Mr. Cronin said nonprofit environmental organizations alone could never afford to hire the experts or develop the technology required to meet contemporary environmental problems, like global climate change.

But corporations like I.B.M. have that expertise on hand, he said, adding that a whole new generation of engineers — most born after the first Earth Day, in 1970 — see protecting the environment as a natural outgrowth of their work.

Others involved in the environmental movement agree that the time for confrontation has passed. "There are real opportunities for partnerships like this to provide the expertise and capacity that nonprofit groups don't have," said Steve Rosenberg, senior vice president of Scenic Hudson, an environmental group.

Of course, such partnerships are not always possible, he said, citing the example of the long conflict between environmental watchdogs and General Electric that led to efforts to remove PCBs from the Hudson.

But there is no such enmity evident in the agreement between the Beacon Institute and I.B.M. The partners plan to work closely with colleges and universities along the Hudson, providing research opportunities for students and faculty, some of whom are eager to get involved.
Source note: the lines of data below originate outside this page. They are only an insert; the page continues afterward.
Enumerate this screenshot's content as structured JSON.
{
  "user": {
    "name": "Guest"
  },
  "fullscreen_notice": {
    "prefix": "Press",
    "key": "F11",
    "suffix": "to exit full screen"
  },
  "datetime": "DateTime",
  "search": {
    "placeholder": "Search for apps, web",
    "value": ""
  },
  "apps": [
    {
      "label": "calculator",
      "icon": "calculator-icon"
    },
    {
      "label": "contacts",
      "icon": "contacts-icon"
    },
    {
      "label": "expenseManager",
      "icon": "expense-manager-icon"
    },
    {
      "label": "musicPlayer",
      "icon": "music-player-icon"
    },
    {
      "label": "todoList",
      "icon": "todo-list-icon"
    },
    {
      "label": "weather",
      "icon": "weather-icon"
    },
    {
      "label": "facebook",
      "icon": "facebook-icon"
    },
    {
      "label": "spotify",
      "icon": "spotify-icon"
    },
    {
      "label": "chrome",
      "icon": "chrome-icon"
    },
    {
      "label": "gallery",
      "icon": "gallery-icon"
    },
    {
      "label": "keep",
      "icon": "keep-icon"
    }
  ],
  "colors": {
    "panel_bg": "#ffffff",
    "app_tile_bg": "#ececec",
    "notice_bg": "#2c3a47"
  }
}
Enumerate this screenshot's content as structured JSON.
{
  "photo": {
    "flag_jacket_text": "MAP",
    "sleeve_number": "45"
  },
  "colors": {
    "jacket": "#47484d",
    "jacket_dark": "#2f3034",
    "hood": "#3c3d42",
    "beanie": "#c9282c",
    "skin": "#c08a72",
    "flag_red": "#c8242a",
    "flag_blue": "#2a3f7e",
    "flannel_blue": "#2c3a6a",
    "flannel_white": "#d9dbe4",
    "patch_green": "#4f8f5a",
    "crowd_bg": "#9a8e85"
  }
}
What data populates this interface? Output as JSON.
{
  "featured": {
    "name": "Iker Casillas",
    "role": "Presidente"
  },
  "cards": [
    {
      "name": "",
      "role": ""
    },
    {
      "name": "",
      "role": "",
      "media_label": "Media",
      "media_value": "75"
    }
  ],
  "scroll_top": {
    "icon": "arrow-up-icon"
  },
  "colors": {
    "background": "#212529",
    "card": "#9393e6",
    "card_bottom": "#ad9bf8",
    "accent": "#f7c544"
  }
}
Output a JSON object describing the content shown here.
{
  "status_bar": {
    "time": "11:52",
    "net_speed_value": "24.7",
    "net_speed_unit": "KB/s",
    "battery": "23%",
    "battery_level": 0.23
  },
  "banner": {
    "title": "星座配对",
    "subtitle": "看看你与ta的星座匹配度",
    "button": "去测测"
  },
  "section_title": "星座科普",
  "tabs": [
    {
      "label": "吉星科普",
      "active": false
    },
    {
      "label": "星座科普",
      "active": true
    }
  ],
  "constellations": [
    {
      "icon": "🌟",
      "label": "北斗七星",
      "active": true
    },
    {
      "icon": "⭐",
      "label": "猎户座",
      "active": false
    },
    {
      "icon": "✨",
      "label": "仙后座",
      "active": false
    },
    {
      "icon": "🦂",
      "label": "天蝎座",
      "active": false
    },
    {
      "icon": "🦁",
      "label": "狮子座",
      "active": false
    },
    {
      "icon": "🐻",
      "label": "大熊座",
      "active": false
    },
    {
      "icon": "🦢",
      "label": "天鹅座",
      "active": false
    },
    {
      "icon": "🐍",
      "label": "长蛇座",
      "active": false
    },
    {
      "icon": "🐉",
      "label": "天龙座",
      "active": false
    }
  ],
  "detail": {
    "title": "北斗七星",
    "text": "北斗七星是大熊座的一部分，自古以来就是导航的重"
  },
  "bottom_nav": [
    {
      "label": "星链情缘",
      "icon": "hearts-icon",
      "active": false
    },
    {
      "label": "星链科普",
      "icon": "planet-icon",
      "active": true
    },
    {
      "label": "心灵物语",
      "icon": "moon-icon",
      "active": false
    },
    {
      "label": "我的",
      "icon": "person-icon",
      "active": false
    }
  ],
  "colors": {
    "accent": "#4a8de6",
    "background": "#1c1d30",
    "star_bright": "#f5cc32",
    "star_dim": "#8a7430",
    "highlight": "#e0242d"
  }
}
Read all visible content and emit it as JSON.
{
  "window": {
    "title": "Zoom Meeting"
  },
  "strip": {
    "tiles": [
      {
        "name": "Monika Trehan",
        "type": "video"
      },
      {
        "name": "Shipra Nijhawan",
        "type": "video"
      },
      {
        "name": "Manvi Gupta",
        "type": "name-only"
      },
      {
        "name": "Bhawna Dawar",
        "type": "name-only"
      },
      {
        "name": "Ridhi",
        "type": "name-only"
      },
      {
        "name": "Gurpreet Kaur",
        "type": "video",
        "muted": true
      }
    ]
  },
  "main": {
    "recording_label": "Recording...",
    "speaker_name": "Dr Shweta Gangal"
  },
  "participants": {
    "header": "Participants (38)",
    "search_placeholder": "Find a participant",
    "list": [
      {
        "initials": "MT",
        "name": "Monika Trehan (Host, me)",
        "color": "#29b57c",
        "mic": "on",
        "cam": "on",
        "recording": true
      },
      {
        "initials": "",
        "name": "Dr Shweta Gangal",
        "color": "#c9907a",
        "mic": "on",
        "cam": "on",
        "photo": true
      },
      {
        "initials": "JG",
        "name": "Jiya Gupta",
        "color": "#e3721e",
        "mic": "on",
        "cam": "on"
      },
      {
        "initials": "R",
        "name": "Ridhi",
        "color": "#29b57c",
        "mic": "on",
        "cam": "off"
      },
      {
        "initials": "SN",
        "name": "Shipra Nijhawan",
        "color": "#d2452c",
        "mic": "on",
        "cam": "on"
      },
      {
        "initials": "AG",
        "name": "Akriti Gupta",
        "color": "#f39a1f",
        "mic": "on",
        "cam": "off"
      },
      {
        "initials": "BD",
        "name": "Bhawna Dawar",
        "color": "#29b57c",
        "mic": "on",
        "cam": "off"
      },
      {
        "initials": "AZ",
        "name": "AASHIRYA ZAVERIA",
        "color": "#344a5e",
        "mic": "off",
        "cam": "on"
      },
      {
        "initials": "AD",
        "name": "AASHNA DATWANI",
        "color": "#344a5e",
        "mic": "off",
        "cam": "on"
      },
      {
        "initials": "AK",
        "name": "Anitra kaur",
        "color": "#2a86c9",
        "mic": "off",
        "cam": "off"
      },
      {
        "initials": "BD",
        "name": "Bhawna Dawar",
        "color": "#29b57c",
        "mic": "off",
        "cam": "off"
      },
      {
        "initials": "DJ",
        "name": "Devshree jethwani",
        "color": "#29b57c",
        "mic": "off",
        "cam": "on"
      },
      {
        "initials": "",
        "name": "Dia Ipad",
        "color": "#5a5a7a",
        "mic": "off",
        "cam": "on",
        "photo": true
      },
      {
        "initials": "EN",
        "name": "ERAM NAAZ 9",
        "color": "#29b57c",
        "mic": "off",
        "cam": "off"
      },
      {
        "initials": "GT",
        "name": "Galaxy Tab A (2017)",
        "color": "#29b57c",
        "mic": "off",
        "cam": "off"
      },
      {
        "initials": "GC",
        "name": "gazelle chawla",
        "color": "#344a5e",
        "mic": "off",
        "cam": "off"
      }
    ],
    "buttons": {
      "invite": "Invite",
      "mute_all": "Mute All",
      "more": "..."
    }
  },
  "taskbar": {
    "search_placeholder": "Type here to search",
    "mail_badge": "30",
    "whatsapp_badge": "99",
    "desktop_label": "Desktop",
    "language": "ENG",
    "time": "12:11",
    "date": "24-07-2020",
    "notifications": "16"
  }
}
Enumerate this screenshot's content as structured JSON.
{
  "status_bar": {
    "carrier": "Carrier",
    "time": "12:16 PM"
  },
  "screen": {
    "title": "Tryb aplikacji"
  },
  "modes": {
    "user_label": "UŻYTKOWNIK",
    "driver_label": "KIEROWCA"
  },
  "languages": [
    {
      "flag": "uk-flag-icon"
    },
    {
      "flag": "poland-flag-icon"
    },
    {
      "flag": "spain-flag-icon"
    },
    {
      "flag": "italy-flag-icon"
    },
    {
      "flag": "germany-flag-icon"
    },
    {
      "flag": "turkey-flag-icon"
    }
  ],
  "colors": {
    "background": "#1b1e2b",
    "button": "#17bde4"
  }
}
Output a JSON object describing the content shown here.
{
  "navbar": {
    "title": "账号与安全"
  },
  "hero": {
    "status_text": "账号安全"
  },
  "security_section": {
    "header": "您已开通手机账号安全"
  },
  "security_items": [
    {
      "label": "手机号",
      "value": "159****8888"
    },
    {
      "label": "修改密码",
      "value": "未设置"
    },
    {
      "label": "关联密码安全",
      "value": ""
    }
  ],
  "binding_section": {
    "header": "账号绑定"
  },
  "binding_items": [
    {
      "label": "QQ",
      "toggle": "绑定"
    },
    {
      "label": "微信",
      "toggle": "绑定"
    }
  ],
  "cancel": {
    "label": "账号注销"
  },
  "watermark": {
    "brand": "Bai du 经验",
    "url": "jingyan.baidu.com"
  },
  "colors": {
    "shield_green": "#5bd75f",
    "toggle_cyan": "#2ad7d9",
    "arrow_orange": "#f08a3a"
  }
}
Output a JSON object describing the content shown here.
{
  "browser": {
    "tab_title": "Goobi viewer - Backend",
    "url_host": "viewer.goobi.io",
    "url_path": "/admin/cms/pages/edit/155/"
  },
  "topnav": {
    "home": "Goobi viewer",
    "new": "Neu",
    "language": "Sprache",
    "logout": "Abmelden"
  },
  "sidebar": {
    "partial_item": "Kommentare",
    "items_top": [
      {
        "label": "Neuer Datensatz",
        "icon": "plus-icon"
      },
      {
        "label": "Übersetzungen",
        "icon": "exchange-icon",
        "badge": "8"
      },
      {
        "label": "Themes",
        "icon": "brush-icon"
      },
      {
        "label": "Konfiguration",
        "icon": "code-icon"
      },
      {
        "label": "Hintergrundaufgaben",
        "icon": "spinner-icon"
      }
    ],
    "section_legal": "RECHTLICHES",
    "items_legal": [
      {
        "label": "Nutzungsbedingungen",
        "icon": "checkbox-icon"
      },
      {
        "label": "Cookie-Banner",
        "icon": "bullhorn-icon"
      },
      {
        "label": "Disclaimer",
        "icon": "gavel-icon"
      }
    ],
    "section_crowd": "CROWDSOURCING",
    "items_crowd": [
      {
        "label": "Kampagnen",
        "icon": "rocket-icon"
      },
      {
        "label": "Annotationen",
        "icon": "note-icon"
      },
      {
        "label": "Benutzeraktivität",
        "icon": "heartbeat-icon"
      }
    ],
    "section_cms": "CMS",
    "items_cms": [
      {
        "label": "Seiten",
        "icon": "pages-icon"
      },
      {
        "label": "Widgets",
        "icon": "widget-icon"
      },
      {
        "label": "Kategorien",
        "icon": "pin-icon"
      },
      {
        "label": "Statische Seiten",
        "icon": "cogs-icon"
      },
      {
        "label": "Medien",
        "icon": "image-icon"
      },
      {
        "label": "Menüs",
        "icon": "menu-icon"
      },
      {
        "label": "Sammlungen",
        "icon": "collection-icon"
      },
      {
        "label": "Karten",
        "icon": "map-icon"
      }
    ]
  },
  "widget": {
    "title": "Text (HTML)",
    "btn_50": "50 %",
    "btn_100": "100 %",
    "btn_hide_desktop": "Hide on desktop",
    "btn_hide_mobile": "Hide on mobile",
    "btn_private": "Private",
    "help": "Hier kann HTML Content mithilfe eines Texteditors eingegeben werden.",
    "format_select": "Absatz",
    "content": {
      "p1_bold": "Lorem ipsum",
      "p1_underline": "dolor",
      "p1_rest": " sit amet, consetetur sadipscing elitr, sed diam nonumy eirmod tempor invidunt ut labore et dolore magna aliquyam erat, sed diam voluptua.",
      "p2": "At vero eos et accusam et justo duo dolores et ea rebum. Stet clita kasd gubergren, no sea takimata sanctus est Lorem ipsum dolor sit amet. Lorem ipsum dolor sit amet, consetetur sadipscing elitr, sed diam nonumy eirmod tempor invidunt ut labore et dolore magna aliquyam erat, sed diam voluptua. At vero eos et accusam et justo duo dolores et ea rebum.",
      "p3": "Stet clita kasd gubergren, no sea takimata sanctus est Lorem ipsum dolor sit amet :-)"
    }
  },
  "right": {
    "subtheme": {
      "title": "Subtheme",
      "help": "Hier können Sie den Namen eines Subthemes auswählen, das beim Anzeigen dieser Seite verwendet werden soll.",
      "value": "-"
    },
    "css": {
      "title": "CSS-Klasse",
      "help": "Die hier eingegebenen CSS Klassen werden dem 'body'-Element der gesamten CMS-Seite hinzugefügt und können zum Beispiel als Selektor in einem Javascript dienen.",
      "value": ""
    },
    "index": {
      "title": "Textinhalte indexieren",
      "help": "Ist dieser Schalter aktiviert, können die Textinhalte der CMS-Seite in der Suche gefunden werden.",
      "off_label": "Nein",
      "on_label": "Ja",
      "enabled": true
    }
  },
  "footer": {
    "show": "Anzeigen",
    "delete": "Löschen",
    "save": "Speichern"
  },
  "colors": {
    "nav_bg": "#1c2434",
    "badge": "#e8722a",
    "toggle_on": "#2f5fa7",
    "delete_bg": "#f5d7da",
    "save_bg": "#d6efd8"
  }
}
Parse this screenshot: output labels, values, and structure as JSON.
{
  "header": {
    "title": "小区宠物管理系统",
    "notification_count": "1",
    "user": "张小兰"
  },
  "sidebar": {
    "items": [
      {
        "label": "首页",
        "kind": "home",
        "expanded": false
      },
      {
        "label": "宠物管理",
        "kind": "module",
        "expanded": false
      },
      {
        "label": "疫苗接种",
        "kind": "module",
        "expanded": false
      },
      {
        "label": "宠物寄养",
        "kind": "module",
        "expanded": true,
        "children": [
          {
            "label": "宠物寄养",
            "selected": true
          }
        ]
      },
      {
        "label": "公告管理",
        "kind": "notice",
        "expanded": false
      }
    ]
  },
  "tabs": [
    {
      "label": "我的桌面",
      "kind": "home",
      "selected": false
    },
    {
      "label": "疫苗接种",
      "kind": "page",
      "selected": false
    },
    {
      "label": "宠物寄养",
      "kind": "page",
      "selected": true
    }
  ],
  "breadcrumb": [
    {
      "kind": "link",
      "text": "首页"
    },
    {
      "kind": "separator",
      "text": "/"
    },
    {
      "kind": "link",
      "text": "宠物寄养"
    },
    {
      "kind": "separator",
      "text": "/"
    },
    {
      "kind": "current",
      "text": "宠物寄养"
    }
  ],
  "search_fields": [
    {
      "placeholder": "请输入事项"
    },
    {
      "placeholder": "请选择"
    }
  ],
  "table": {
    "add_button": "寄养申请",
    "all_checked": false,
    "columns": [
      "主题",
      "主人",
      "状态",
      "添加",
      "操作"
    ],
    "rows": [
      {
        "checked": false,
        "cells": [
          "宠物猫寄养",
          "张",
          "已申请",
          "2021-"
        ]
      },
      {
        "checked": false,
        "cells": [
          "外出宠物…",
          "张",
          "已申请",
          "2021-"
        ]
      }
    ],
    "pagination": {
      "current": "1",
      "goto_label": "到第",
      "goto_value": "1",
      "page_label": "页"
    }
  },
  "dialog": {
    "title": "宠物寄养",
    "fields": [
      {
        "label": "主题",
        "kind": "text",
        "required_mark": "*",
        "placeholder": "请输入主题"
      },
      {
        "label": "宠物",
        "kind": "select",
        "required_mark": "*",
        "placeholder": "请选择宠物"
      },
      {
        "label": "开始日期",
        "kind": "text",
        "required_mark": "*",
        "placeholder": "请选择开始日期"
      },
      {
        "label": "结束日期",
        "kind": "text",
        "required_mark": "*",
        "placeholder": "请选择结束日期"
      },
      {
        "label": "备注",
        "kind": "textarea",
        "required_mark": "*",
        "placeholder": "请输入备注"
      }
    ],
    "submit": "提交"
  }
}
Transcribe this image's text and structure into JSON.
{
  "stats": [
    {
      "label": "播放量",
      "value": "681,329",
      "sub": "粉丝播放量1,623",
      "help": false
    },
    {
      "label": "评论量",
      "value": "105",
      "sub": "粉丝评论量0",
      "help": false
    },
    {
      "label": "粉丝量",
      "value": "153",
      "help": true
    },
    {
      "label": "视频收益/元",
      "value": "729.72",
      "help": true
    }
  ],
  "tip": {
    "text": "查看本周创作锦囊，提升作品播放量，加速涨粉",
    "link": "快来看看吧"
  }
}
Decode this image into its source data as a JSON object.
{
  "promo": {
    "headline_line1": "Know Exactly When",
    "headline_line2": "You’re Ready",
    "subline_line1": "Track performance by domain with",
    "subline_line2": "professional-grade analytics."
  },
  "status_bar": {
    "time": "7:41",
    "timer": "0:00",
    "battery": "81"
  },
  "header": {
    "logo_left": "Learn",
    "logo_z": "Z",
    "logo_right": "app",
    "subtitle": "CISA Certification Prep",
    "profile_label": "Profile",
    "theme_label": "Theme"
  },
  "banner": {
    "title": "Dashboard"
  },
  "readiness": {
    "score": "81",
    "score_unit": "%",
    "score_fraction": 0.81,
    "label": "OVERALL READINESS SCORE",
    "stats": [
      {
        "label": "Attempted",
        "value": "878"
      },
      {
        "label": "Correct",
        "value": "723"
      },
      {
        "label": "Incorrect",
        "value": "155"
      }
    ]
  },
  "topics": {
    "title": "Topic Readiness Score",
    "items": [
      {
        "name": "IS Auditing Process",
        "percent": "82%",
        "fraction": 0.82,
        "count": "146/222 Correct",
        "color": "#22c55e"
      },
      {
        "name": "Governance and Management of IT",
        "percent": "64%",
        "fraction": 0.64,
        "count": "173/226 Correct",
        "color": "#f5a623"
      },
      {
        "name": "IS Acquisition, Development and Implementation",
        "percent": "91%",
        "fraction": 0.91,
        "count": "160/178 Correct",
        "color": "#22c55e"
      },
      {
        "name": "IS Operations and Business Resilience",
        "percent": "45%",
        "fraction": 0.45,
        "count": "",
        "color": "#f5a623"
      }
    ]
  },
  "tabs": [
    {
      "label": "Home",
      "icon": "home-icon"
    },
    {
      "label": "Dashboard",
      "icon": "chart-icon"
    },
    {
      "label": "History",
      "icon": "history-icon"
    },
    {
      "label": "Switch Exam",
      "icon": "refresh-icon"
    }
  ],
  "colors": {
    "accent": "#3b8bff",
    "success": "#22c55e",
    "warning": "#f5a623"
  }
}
"If you look at large ecosystems — rain forests, the plains, the Arctic — they all require a scale of cooperation and deployment quite different from what historically an individual researcher could measure at one place in one time," said Arthur C. Sanderson, a professor of electrical, computer and systems engineering at the Rensselaer Polytechnic Institute, who is participating in the project. "This effort is very consistent with that emerging aspect of doing science on a large scale."

Professor Sanderson helped develop a solar-powered submarine with complex computerized sensing equipment that can monitor changing conditions in a river like the Hudson.

An important element of the joint program will be its accessibility not just to researchers and policy makers, but also to schools and universities. Much of the monitoring data will be available online as it comes in.

"What this does is provide a kind of window into this large, complex environment that was never before possible," Professor Sanderson said. "You can imagine a student that might be in a Hudson Valley middle school or one of the universities essentially being able to observe the system themselves, to access the data and create their own hypotheses."